Cycling in Italy
The watchtower of Crotone
My bicycle (Jim) had brought me first to Cuneo in north Italy where I descended from the Alps into Italy. Then I followed the Italian coast from Genoa to Lerici into the central parts of Italy. Pisa, Lucca, Florence and Sienna had been fantastic. It was like cycling in a live open air museum.
Here you will find many old towns build on hills tops, complete with city walls. In one of them I arrived on a Sunday afternoon. The old men of the town had gathered at the town square in front of the church. They were sitting in the shades of the trees and enjoying the Sunday rest. I felt almost an intruder by being there.
Rome followed and I cycled right through the city center passing the Coliseum and the Senate.
I had left Rome on my way to the south. The road I chose to follow the coast to Palermo and Naples (Napoli). Naples had a very chaotic atmosphere itself, very different from more northern cities I had seen and I loved it.
I had passed the Temple of Hera, built around 550 BCE in Paestum. Seen Pompei too. But by now I arrived in areas where lesser travelers come. The idea was to visit a friend in Cozenza, then cross the Italian "boot" to Catanzaro Lido and from there travel again along the coastline to Brindisi and leave Italy to Corfu (Greece) by boat.
But I had to cross the mountains. Although it's only 135 km from Cozenza to Catanzaro and the road never goes too high it was a killing day. There were three climbs to 900 meter altitude but altitude is seldom a problem when cycling in Italy. The roads can be quite steep and it was like that here too. But the latter part of this journey was reasonable flat. It was quiet and very beautiful, a recommended area to explore in Italy.

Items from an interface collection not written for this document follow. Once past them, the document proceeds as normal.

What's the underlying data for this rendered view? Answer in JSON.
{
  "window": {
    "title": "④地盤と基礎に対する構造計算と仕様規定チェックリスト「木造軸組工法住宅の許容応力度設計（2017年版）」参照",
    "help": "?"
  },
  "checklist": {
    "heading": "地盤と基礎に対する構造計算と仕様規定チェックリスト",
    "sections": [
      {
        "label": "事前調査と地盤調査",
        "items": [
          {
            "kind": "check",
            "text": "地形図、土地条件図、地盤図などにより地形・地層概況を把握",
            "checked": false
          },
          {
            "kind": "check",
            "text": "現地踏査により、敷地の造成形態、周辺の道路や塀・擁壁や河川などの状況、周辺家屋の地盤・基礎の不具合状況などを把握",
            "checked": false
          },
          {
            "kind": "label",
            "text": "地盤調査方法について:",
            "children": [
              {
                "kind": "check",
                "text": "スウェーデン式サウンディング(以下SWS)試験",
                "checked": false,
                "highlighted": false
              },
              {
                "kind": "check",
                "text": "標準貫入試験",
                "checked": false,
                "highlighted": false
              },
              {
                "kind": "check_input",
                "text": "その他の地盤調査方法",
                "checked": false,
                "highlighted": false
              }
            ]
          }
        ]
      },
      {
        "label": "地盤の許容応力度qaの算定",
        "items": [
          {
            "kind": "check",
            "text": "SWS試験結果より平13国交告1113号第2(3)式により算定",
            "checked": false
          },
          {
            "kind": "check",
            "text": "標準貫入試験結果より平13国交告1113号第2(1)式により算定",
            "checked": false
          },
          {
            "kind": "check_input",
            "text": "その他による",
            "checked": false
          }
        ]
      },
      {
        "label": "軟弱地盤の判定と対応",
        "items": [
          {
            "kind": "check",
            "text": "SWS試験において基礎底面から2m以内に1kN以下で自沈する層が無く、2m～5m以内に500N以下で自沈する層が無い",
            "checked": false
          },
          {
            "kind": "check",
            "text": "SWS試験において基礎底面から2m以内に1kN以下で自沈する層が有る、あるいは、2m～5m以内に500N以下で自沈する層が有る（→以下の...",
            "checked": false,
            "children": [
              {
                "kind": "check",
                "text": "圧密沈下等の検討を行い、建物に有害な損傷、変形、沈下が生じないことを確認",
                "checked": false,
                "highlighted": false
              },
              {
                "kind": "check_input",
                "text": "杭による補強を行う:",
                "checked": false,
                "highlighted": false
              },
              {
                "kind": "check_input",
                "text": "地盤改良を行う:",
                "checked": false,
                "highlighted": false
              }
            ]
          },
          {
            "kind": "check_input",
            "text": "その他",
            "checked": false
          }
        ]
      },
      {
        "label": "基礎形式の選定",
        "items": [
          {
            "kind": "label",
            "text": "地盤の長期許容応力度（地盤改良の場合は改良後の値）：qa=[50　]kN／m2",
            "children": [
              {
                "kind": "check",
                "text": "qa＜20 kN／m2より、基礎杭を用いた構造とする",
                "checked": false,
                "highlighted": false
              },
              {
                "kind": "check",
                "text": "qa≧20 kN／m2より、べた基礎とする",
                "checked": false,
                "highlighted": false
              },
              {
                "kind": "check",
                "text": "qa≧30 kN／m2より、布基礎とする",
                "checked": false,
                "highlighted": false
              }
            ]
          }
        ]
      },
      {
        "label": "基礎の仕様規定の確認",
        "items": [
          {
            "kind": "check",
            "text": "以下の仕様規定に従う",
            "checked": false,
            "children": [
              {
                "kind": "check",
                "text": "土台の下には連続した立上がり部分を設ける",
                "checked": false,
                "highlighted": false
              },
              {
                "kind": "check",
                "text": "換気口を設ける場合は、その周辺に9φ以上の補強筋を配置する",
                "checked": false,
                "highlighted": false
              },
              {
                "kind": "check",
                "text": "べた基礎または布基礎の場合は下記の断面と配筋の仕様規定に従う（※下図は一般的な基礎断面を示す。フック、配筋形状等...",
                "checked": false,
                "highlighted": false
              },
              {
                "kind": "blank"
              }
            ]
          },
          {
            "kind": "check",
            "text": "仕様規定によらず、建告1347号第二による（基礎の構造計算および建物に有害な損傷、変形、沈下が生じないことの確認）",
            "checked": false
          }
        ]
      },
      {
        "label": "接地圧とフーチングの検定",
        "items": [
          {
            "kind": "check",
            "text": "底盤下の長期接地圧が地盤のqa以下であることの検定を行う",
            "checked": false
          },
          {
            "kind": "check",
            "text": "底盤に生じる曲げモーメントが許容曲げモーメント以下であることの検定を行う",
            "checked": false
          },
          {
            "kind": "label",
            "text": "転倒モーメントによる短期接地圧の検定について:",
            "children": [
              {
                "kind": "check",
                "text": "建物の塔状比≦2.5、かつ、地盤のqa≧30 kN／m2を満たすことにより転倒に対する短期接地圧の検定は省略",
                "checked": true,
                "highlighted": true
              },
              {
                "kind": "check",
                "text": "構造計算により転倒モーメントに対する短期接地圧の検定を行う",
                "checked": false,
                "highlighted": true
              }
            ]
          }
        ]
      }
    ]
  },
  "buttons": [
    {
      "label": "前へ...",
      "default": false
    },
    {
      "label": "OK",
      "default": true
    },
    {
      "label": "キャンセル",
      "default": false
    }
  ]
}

I stayed a few nights in Catanzaro, visiting friends and
explored a little of the surrounding before I moved north following the coastline. The roads here are reasonable flat with a climb here and there but it was mostly the wind that made it hard.
Few people take the time to visit the old watch tower in Crotone, stay a night in Taranto, which has the feel of an old pirate town (as I noted in my diary). I had now arrived in a different landscape. It was emptier, flatter too.
My goal was to reach the southern point here at Castrignano del Capo, all the way down in the heel of the Italian boot and then back to Lecce (where baroque becomes grotesque!). Lecce was very nice, far less touristic then I had expected, maybe because it is so far down in Italy. With it's little streets and old buildings Lecce too, felt like an open air museum.
Finally I made it to Brindisi, which was a disappointment. The town seemed to be filled with clubs and discos and had very little atmosphere.
I recommend using a bicycle in Italy. The country is well suited for cycling, in fact, many Italians ride touring and racing bikes. On Sundays you can see plenty of groups touring and racing through the countryside. Many have excellent bicycles and flashy outfits (especially compared to mine!
But Italy is not cheap, even camping can be an expensive experience especially in the touristy areas. Outside the main tourist trails, you find cheap camp sites, and if you cook yourself you can keep the cost quite low. But the main reason to cycle is that you have much more to explore. You will see more of this amazing county, meet amazing people.
One of the great things about cycling in Italy is that you will find almost everywhere bicycle shops. This reduces the need to bring a lot of spare materials. And Italians are always happy to help you out.
Some of my experiences I wrote down at my cycling in Italy